[Opening INPUT DATA section]

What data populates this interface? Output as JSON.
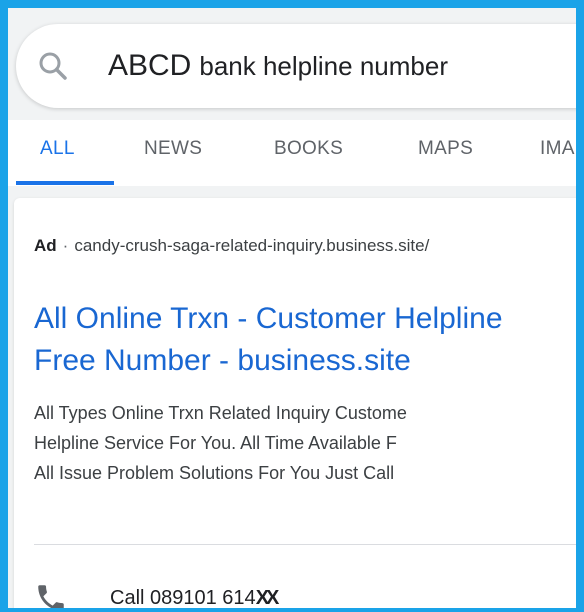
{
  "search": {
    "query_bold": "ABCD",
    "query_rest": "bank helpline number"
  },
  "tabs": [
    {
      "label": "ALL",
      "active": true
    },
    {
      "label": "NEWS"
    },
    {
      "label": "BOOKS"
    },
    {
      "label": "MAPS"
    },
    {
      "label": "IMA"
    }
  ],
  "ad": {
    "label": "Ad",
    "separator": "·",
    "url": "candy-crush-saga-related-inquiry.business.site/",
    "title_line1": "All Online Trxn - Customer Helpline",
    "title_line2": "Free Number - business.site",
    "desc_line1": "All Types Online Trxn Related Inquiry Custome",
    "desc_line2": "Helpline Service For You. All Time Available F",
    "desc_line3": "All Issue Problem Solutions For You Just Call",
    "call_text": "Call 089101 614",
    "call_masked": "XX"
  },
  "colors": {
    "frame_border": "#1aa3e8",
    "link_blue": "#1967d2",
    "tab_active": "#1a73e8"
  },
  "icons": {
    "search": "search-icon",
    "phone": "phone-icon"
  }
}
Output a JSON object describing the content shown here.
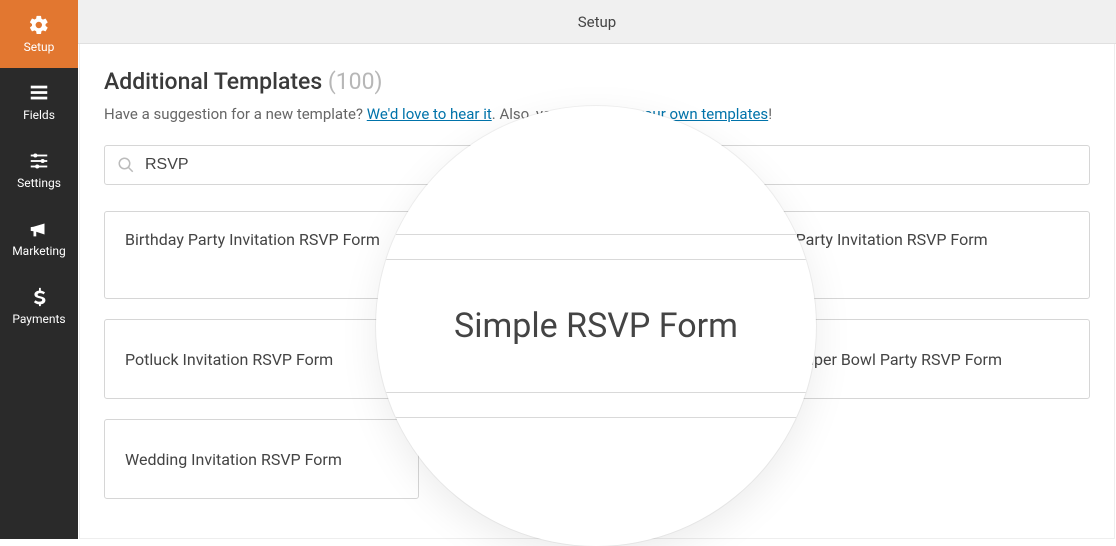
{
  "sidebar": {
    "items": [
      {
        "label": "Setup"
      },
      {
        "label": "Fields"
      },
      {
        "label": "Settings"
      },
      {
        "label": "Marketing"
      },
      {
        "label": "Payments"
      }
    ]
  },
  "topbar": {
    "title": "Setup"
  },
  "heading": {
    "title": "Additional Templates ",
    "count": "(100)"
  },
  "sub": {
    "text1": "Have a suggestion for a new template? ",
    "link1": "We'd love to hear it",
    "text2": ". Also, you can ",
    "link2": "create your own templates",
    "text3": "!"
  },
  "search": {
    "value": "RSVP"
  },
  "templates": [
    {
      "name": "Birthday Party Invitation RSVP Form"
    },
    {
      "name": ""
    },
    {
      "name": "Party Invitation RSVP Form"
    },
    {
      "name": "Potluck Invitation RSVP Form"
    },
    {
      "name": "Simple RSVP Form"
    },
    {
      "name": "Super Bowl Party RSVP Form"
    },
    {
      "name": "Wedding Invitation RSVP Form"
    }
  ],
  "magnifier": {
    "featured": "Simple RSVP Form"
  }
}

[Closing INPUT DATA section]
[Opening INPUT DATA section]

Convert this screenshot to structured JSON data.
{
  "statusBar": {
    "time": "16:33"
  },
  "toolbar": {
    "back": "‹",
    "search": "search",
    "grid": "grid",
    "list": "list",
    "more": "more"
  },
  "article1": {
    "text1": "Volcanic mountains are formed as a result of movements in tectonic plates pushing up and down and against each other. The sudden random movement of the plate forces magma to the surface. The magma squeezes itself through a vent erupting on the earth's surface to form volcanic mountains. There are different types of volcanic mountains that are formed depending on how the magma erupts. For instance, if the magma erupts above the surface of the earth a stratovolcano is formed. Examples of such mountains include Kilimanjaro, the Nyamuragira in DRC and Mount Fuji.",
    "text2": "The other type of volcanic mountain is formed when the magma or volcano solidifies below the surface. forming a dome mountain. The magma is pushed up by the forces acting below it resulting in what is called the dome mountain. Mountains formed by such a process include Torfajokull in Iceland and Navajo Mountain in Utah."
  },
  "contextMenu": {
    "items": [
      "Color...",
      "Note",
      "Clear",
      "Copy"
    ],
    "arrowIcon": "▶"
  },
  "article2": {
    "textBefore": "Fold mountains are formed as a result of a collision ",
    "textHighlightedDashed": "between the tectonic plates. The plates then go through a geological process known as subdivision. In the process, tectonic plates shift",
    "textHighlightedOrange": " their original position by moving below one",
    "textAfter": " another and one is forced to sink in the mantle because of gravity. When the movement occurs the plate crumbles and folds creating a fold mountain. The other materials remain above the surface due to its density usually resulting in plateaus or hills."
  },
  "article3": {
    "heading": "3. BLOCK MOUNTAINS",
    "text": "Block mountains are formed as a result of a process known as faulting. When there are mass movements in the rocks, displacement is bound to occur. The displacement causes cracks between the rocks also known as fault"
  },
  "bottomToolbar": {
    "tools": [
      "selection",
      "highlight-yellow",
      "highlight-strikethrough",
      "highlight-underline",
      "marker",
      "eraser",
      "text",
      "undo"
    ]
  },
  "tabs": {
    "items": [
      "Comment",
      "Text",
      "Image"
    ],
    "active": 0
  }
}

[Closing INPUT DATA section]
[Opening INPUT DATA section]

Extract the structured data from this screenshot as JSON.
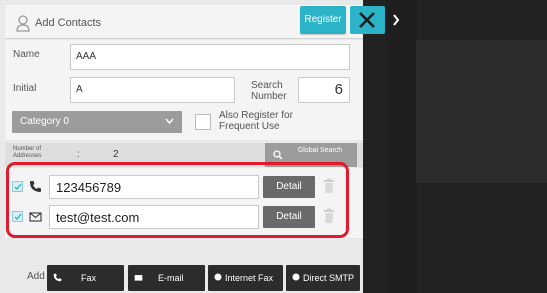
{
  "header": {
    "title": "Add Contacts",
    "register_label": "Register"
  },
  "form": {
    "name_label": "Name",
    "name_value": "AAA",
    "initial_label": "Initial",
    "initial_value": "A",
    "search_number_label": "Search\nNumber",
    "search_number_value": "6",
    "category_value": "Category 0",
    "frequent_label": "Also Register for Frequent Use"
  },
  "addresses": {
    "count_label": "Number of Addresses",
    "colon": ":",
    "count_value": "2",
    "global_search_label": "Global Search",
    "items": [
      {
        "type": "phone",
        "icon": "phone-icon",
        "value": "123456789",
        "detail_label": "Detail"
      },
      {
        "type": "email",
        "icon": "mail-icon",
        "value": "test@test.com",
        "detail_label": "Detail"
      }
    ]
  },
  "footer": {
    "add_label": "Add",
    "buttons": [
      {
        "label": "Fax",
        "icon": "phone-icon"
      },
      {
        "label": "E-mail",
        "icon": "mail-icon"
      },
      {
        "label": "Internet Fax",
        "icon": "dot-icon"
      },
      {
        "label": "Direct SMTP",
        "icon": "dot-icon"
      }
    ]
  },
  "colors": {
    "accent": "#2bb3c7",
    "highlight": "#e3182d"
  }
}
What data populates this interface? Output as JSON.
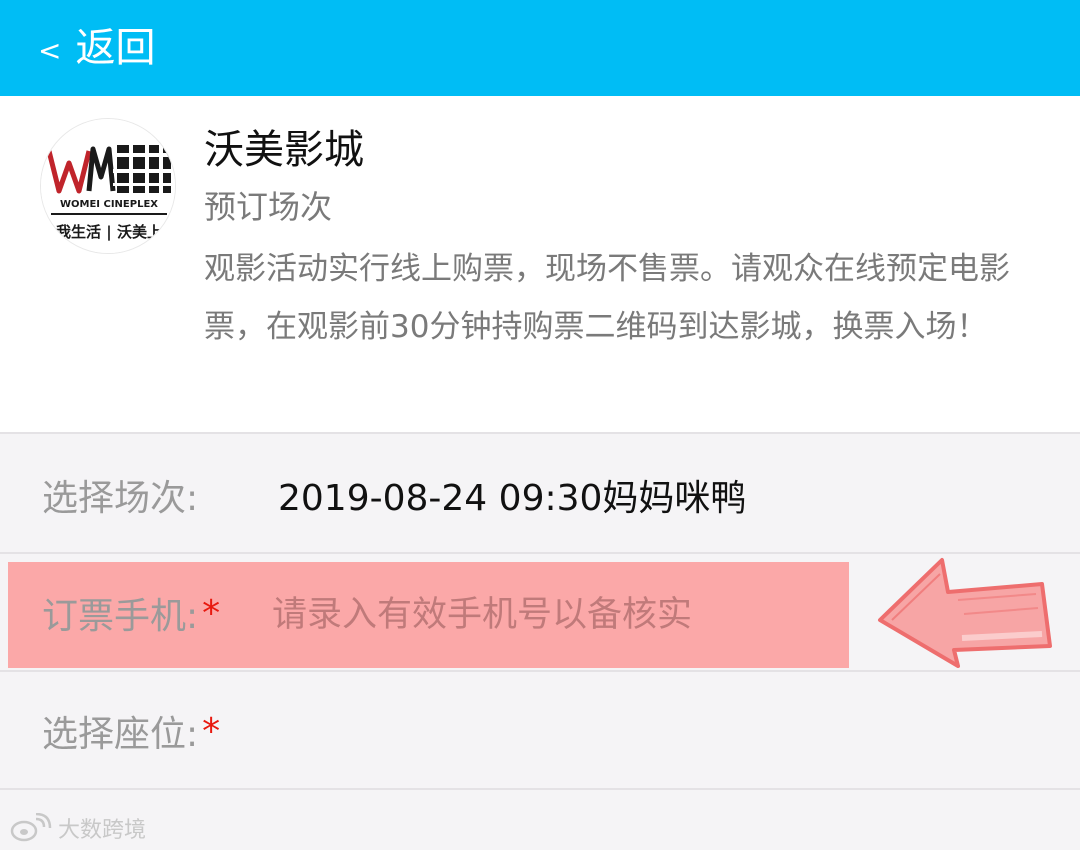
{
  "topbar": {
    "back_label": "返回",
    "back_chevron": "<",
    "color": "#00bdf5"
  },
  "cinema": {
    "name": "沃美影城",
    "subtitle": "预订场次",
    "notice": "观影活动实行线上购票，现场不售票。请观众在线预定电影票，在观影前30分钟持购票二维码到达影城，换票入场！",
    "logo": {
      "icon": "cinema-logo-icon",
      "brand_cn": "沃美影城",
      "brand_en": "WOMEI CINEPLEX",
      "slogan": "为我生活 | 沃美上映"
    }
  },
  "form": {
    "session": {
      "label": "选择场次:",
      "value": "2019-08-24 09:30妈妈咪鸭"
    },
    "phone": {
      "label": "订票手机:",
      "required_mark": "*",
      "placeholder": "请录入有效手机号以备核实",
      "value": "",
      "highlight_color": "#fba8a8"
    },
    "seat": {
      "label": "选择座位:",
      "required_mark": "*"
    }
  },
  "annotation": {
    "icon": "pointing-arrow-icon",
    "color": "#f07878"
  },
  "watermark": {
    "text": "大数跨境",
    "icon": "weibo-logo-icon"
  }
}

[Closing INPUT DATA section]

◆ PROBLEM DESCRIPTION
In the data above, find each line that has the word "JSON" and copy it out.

◆ RESPONSE AREA
What data populates this interface? Output as JSON.
Output a JSON object describing the content shown here.
Convert this screenshot to structured JSON data.
Extract the structured data from this screenshot as JSON.
What data populates this interface? Output as JSON.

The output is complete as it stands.